Conservative Leader Pierre Poilievre has presented a motion in the House of Commons asking MPs to call on the government to take more aggressive action against threats of foreign interference, including expelling Chinese diplomats.
Trudeau said Wednesday that he had only learned after a Globe and Mail article on Monday, citing top-secret documents, said CSIS had the intelligence. He said he has ordered Canada’s intelligence agencies to immediately inform MPs of any threats against them, regardless of whether those threats are considered credible.
“CSIS made the determination that it wasn’t something that needed to be raised to a higher level because it wasn’t a significant enough concern,” Trudeau said Wednesday.
He said that around the same time, CSIS was asked to brief Chong after China publicly said it would sanction him for criticizing Beijing’s treatment of Uyghur Muslims in China’s Xinjiang province.
But the agency never told Chong about any threats.
Earlier Thursday in Beijing, China’s Foreign Ministry played down allegations of China trying to intimidate Chong and his relatives.
“China is opposed to any interference in a country’s internal affairs. We never interfere in Canada’s internal affairs and have no interest whatsoever in doing so,” spokeswoman Mao Ning told reporters, according to an official English transcription.
“We are resolute in defending our sovereignty, security and development interests and opposing actions that interfere in China’s internal affairs and harm China’s interests.”
Meanwhile, CSIS shed some more light Thursday on other ways it views China as attempting to meddle in Canadian affairs.
In its 2022 public report, tabled Thursday in Parliament, CSIS noted reports that subnational affiliates of the China’s Ministry of Public Security had set up three overseas “police stations” in Canada without permission from Ottawa.
“CSIS has observed instances where representatives from various investigatory bodies in the (People’s Republic of China) have come to Canada, often without notifying local law enforcement agencies, and used threats and intimidation in attempting to force ‘fugitive’ Chinese-Canadians and permanent residents to return to the PRC.”
Foreign interference directed at Canada’s democratic institutions and processes, at all levels of government, can be an effective way for a foreign state to achieve its immediate, medium, and long-term strategic objectives, the CSIS report says.
“Foreign states — again, directly and via proxies — may seek to influence electoral nomination processes, shape public discourse or influence policy positions of elected officials using covert tactics. The purpose is to advance issues or policies that favour the foreign state, or quell dissent.”
The report says these threat actors must be held accountable for their clandestine activities.
“CSIS will continue to investigate, identify and reduce the threats that foreign interference pose to Canada’s national interests and sovereignty, and will work closely with domestic and international partners in this effort to advise government,” it says.

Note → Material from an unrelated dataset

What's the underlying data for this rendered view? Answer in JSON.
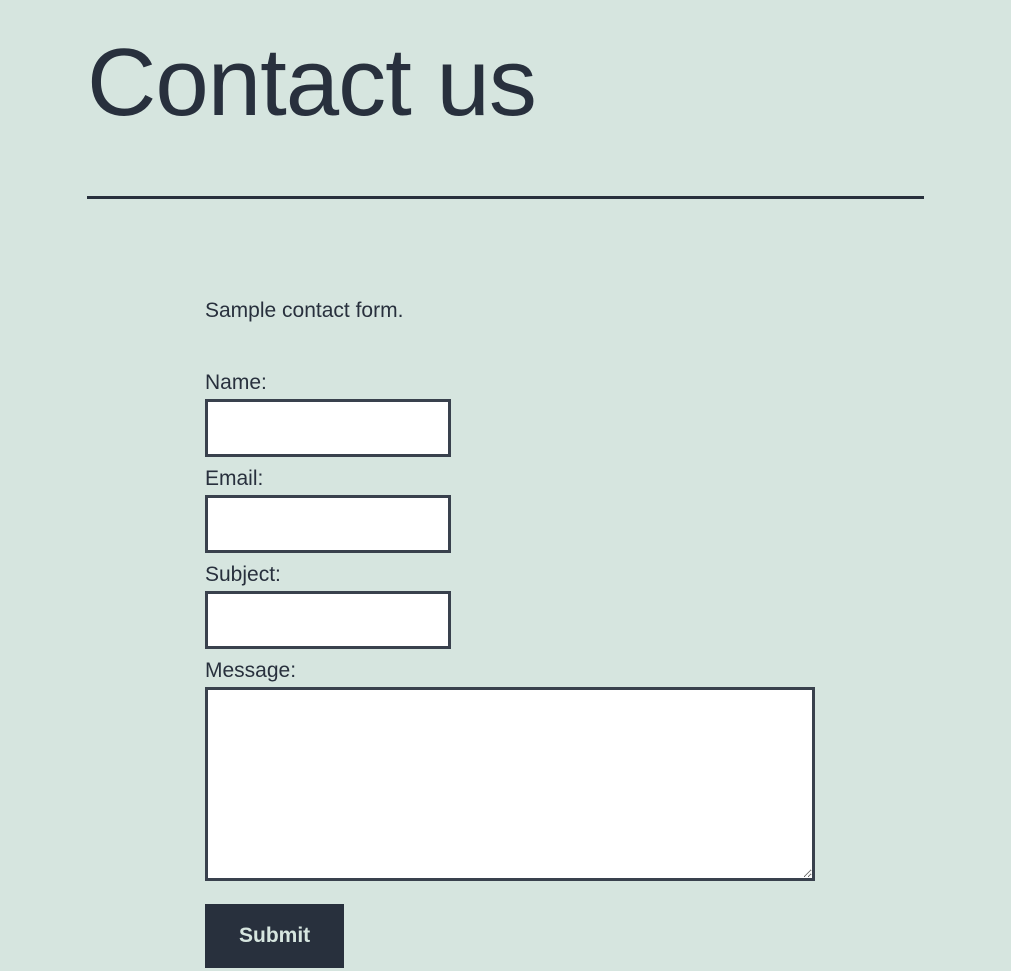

“We will also continue to inform national security stakeholders and all Canadians about foreign interference to the fullest extent possible under the CSIS Act, in order to build our national resilience to this pernicious threat.”
CSIS reiterates warnings that the Chinese government and Communist party have established policies and strategic plans to encourage Chinese citizens, the diaspora, foreign scientists and entrepreneurs to contribute to the development of China’s science and technology sector.
“These policies and plans aim to exploit the collaborative, transparent, and open nature of Canada’s research and innovation sector in order to serve the PRC’s economic, intelligence, and military interests. To achieve this, the PRC utilizes talent plans such as the Thousand Talents Plan, talent recruitment stations, and state-funded scholarship programs such as the China Scholarship Council.”
This report by The Canadian Press was first published May 4, 2023.